Data about app and page elements:
........
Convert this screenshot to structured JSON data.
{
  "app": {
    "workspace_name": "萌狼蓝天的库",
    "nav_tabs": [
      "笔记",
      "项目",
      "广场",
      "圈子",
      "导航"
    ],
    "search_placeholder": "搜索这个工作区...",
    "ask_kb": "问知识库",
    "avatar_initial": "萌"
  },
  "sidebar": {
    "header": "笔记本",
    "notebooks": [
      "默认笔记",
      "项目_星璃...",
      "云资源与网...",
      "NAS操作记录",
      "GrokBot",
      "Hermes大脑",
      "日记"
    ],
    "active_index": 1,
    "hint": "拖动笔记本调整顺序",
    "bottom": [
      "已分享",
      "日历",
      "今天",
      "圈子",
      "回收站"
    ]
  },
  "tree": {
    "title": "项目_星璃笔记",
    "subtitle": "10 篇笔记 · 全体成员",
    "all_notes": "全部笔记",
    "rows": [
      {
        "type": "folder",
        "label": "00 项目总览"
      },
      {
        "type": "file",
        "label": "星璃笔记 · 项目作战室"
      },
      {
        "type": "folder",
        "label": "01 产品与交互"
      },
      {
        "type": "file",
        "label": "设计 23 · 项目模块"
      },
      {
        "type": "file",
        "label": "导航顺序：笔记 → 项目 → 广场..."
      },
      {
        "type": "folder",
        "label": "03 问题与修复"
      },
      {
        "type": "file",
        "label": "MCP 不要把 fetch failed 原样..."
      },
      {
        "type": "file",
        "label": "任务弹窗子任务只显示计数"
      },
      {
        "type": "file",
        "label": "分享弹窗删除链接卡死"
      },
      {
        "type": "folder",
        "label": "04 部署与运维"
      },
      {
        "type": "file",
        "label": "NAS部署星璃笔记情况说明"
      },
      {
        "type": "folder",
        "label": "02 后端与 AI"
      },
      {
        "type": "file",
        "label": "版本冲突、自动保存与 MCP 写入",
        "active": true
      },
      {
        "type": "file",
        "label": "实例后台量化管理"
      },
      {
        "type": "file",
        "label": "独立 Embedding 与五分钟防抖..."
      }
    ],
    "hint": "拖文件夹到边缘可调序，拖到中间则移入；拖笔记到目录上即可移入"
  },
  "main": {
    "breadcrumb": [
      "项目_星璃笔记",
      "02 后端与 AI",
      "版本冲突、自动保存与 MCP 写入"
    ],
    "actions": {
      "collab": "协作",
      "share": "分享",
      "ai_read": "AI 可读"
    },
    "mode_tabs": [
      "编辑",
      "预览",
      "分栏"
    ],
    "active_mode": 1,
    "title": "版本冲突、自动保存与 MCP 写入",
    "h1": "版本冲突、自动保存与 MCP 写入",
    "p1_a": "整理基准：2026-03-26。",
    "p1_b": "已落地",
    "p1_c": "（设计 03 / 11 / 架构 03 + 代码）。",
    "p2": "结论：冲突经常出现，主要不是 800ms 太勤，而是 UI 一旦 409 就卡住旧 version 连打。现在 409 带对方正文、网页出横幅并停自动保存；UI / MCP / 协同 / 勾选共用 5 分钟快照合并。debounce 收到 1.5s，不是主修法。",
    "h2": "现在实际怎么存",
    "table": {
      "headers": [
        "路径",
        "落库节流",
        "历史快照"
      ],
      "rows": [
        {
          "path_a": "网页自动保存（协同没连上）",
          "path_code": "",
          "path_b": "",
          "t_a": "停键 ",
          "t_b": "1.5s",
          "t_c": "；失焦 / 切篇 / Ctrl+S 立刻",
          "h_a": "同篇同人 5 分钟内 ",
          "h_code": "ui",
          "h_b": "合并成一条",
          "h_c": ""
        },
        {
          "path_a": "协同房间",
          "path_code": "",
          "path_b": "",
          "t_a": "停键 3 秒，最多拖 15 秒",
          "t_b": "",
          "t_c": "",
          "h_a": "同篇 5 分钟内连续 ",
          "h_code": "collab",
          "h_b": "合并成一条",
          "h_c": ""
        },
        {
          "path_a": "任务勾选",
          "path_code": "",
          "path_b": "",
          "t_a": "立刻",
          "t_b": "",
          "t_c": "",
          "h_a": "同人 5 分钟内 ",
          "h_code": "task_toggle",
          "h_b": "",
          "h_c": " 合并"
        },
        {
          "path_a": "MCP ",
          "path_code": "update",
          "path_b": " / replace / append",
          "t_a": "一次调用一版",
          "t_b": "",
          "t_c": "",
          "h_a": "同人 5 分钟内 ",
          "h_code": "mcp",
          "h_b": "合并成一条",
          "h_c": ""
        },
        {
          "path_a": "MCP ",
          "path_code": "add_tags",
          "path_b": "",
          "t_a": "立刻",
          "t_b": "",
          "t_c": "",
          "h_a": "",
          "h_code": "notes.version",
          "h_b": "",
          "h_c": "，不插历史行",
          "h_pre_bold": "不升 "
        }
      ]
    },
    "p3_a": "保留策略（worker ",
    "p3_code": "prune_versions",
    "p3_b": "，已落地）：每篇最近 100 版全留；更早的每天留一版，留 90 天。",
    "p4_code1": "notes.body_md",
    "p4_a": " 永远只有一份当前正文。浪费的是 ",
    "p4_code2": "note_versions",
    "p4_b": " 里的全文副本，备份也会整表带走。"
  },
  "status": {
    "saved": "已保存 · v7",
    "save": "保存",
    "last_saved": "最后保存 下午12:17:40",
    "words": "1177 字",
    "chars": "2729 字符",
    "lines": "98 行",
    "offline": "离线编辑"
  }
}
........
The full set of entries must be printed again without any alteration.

* **EXERCISE RESULT**:
Convert this screenshot to structured JSON data.
{
  "app": {
    "workspace_name": "萌狼蓝天的库",
    "nav_tabs": [
      "笔记",
      "项目",
      "广场",
      "圈子",
      "导航"
    ],
    "search_placeholder": "搜索这个工作区...",
    "ask_kb": "问知识库",
    "avatar_initial": "萌"
  },
  "sidebar": {
    "header": "笔记本",
    "notebooks": [
      "默认笔记",
      "项目_星璃...",
      "云资源与网...",
      "NAS操作记录",
      "GrokBot",
      "Hermes大脑",
      "日记"
    ],
    "active_index": 1,
    "hint": "拖动笔记本调整顺序",
    "bottom": [
      "已分享",
      "日历",
      "今天",
      "圈子",
      "回收站"
    ]
  },
  "tree": {
    "title": "项目_星璃笔记",
    "subtitle": "10 篇笔记 · 全体成员",
    "all_notes": "全部笔记",
    "rows": [
      {
        "type": "folder",
        "label": "00 项目总览"
      },
      {
        "type": "file",
        "label": "星璃笔记 · 项目作战室"
      },
      {
        "type": "folder",
        "label": "01 产品与交互"
      },
      {
        "type": "file",
        "label": "设计 23 · 项目模块"
      },
      {
        "type": "file",
        "label": "导航顺序：笔记 → 项目 → 广场..."
      },
      {
        "type": "folder",
        "label": "03 问题与修复"
      },
      {
        "type": "file",
        "label": "MCP 不要把 fetch failed 原样..."
      },
      {
        "type": "file",
        "label": "任务弹窗子任务只显示计数"
      },
      {
        "type": "file",
        "label": "分享弹窗删除链接卡死"
      },
      {
        "type": "folder",
        "label": "04 部署与运维"
      },
      {
        "type": "file",
        "label": "NAS部署星璃笔记情况说明"
      },
      {
        "type": "folder",
        "label": "02 后端与 AI"
      },
      {
        "type": "file",
        "label": "版本冲突、自动保存与 MCP 写入",
        "active": true
      },
      {
        "type": "file",
        "label": "实例后台量化管理"
      },
      {
        "type": "file",
        "label": "独立 Embedding 与五分钟防抖..."
      }
    ],
    "hint": "拖文件夹到边缘可调序，拖到中间则移入；拖笔记到目录上即可移入"
  },
  "main": {
    "breadcrumb": [
      "项目_星璃笔记",
      "02 后端与 AI",
      "版本冲突、自动保存与 MCP 写入"
    ],
    "actions": {
      "collab": "协作",
      "share": "分享",
      "ai_read": "AI 可读"
    },
    "mode_tabs": [
      "编辑",
      "预览",
      "分栏"
    ],
    "active_mode": 1,
    "title": "版本冲突、自动保存与 MCP 写入",
    "h1": "版本冲突、自动保存与 MCP 写入",
    "p1_a": "整理基准：2026-03-26。",
    "p1_b": "已落地",
    "p1_c": "（设计 03 / 11 / 架构 03 + 代码）。",
    "p2": "结论：冲突经常出现，主要不是 800ms 太勤，而是 UI 一旦 409 就卡住旧 version 连打。现在 409 带对方正文、网页出横幅并停自动保存；UI / MCP / 协同 / 勾选共用 5 分钟快照合并。debounce 收到 1.5s，不是主修法。",
    "h2": "现在实际怎么存",
    "table": {
      "headers": [
        "路径",
        "落库节流",
        "历史快照"
      ],
      "rows": [
        {
          "path_a": "网页自动保存（协同没连上）",
          "path_code": "",
          "path_b": "",
          "t_a": "停键 ",
          "t_b": "1.5s",
          "t_c": "；失焦 / 切篇 / Ctrl+S 立刻",
          "h_a": "同篇同人 5 分钟内 ",
          "h_code": "ui",
          "h_b": "合并成一条",
          "h_c": ""
        },
        {
          "path_a": "协同房间",
          "path_code": "",
          "path_b": "",
          "t_a": "停键 3 秒，最多拖 15 秒",
          "t_b": "",
          "t_c": "",
          "h_a": "同篇 5 分钟内连续 ",
          "h_code": "collab",
          "h_b": "合并成一条",
          "h_c": ""
        },
        {
          "path_a": "任务勾选",
          "path_code": "",
          "path_b": "",
          "t_a": "立刻",
          "t_b": "",
          "t_c": "",
          "h_a": "同人 5 分钟内 ",
          "h_code": "task_toggle",
          "h_b": "",
          "h_c": " 合并"
        },
        {
          "path_a": "MCP ",
          "path_code": "update",
          "path_b": " / replace / append",
          "t_a": "一次调用一版",
          "t_b": "",
          "t_c": "",
          "h_a": "同人 5 分钟内 ",
          "h_code": "mcp",
          "h_b": "合并成一条",
          "h_c": ""
        },
        {
          "path_a": "MCP ",
          "path_code": "add_tags",
          "path_b": "",
          "t_a": "立刻",
          "t_b": "",
          "t_c": "",
          "h_a": "",
          "h_code": "notes.version",
          "h_b": "",
          "h_c": "，不插历史行",
          "h_pre_bold": "不升 "
        }
      ]
    },
    "p3_a": "保留策略（worker ",
    "p3_code": "prune_versions",
    "p3_b": "，已落地）：每篇最近 100 版全留；更早的每天留一版，留 90 天。",
    "p4_code1": "notes.body_md",
    "p4_a": " 永远只有一份当前正文。浪费的是 ",
    "p4_code2": "note_versions",
    "p4_b": " 里的全文副本，备份也会整表带走。"
  },
  "status": {
    "saved": "已保存 · v7",
    "save": "保存",
    "last_saved": "最后保存 下午12:17:40",
    "words": "1177 字",
    "chars": "2729 字符",
    "lines": "98 行",
    "offline": "离线编辑"
  }
}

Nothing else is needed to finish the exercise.